On the heels of last month’s announcement by Toyota and Nissan that the two silverbacks of the Japanese auto industry will, for the first time ever, team up to produce hybrid gas-electric automotive engines, comes today’s shocker by Toyota that it plans to have only hybrid engines in ALL of its cars by 2012.
This news, coupled with the Toyota-Nissan alliance, is sure to send shock waves through the U.S. auto industry. The Detroit automakers have been downplaying hybrid engines and focusing their R&D efforts on fuel cell technology, which may take longer than ten years to move into widespread availability.
On the fuel cell front, GM’s prototype car using fuel cells and electronic “drive-by-wire” technology, Hy-wire, could use a new name. After all, this is a major new technology that could completely revolutionize the automotive world and eventually lead to a serious reduction in greenhouse gas emissions; shouldn’t the name of this breakthrough driving experience capitalize on the emotional implications of such a revolution?
Also, it seems risky to couple the innovative propulsion system of the Hy-wire with a new driving mechanism that would effectively force all drivers to abandon everything they know about how to drive and instead learn to drive electronically, giving the X-Box Generation an unfair advantage out on the freeway.
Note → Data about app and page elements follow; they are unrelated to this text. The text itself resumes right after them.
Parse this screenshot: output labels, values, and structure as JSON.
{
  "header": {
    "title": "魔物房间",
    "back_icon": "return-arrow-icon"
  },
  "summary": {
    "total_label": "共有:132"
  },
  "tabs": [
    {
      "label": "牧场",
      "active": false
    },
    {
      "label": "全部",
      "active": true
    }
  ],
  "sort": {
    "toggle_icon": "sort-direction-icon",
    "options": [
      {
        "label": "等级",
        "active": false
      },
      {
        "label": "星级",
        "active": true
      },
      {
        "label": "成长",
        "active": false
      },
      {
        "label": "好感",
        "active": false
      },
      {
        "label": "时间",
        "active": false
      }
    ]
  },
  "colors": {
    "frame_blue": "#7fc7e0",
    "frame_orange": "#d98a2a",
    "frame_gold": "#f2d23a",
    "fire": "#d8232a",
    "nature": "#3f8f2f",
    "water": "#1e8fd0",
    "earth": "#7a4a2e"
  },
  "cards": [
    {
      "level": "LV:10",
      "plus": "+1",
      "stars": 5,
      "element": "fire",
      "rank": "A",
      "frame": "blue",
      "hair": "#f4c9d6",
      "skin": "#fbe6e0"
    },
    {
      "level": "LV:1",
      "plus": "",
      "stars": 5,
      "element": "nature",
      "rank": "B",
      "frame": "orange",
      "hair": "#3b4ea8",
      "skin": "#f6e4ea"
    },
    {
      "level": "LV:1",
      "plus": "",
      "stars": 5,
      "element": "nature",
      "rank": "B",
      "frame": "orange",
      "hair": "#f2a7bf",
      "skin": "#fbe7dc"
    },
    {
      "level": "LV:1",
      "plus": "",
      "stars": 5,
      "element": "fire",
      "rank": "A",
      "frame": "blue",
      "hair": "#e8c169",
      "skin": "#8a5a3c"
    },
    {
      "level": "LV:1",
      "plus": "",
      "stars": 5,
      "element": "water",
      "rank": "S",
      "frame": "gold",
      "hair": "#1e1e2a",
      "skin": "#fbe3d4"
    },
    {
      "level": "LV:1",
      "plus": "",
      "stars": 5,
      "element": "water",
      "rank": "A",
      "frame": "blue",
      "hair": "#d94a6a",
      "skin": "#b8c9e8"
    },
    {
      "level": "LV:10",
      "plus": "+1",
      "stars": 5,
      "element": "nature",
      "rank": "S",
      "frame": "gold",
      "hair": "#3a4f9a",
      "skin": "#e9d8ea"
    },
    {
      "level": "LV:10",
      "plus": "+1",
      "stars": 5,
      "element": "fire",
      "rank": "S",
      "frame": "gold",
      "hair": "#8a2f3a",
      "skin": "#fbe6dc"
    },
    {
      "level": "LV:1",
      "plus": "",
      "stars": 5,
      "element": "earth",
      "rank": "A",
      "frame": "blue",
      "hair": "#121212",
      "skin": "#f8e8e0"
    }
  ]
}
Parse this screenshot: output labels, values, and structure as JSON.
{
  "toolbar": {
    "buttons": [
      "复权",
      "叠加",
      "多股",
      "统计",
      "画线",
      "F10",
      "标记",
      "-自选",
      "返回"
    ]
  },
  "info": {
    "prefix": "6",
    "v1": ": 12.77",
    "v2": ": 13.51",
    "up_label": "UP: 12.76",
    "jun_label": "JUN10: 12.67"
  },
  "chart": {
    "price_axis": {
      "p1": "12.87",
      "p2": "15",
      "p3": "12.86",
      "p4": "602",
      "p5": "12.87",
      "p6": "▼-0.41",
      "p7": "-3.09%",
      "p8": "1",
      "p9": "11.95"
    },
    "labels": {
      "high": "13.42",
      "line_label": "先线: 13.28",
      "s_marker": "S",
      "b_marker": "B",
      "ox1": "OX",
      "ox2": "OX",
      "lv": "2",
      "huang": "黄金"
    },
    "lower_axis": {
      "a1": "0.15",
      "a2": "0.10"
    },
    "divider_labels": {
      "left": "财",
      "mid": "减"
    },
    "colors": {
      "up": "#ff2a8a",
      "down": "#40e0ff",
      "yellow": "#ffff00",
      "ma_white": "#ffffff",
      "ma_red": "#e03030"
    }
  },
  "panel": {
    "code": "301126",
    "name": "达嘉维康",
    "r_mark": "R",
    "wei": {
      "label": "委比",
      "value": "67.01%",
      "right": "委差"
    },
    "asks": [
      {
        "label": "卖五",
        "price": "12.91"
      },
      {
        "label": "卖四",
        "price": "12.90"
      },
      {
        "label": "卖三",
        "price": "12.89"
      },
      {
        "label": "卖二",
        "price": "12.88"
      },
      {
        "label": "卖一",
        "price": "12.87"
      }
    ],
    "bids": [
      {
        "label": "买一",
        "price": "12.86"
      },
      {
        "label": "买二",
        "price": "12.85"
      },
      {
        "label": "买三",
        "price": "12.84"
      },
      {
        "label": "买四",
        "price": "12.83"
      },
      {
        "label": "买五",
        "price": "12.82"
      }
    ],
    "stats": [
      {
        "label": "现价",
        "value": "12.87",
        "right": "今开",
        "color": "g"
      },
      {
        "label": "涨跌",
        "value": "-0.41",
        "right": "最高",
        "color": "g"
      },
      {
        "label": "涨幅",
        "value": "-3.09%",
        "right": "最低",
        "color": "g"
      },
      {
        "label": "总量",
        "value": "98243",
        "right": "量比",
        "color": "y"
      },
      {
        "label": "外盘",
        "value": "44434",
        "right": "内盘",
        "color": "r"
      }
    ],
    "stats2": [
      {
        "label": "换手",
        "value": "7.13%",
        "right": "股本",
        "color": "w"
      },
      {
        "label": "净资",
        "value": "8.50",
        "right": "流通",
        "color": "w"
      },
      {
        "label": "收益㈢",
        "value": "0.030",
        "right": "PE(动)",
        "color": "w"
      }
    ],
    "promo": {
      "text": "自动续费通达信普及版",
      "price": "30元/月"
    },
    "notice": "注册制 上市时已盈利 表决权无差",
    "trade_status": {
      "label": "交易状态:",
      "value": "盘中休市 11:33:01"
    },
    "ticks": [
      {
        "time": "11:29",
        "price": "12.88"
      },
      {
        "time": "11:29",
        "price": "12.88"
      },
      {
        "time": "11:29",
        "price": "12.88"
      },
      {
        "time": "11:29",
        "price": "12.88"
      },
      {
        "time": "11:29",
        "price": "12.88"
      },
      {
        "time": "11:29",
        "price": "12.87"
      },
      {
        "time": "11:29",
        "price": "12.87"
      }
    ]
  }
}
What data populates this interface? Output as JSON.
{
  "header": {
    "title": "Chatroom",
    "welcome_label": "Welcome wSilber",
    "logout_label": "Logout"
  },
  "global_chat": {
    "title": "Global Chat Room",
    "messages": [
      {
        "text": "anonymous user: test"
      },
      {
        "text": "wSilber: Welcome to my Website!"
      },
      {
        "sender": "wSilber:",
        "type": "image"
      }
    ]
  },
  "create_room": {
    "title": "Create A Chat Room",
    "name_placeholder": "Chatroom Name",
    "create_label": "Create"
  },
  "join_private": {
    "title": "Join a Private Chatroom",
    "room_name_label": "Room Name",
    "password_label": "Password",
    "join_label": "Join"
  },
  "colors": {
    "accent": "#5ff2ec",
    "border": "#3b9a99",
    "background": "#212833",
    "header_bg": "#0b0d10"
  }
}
This could be a situation developing where, while GM is designing a great lunar rover to be piloted by astronauts and fighter pilots, Toyota and Nissan are covering the earth with hybrid vehicles that the rest of us can drive.